In an attempt to reduce both crashes and traffic congestion, more states are constructing diverging diamond interchanges. But this interchange configuration is still rare enough to leave some drivers a little confused.
That’s why several states, including Florida and Wisconsin, have recently scheduled events aimed at familiarizing the driving public with how diverging diamond interchanges work.
So what are diverging diamond interchanges, or DDIs?
They are typically found at intersections located under or above freeway bridges. They direct traffic to briefly cross over to the left, or opposite, side of the roadway so that vehicles can turn left onto freeway on-ramps without stopping and without conflicting with through traffic. Traffic moves through the intersection and then switches back to the right side of the roadway.

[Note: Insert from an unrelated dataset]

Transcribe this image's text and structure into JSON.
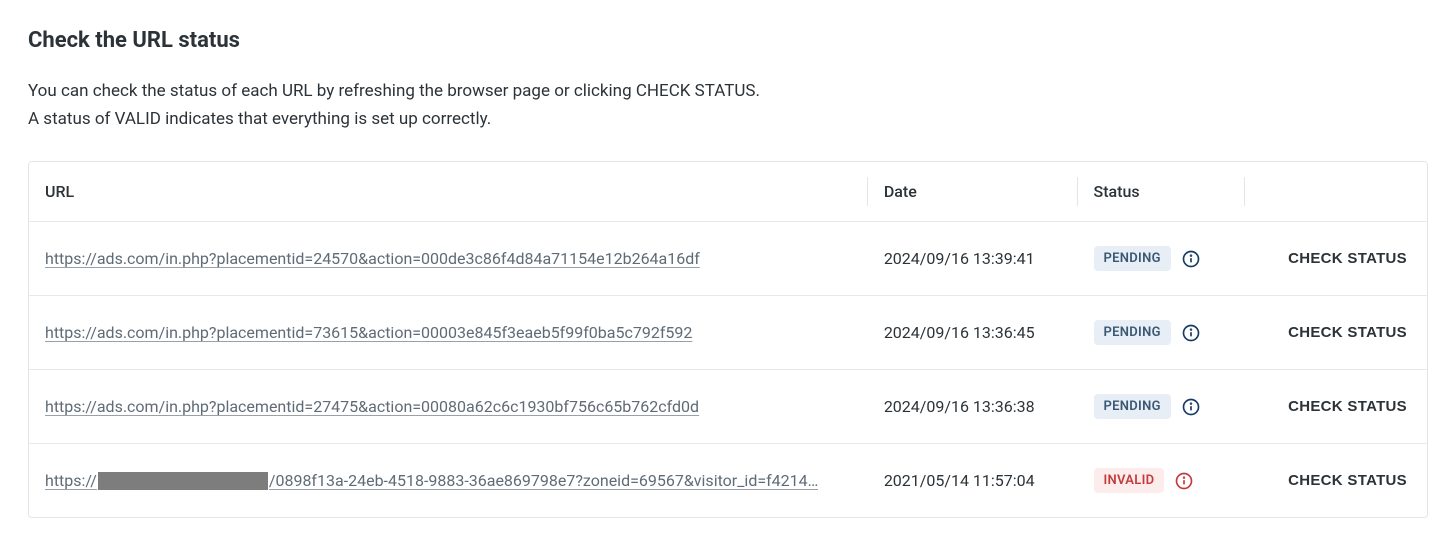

Diverging diamond interchanges help move traffic more efficiently and safely than traditional intersections, studies show. They dramatically cut the number of conflict points at which vehicles can collide. DDIs also make wrong-way entry onto freeway ramps much less likely.
The best way to understand how DDIs work is to see how they work. To view a video from the Washington State Department of Transportation, click on the photo or link below the headline.
Originally posted on Automotive Fleet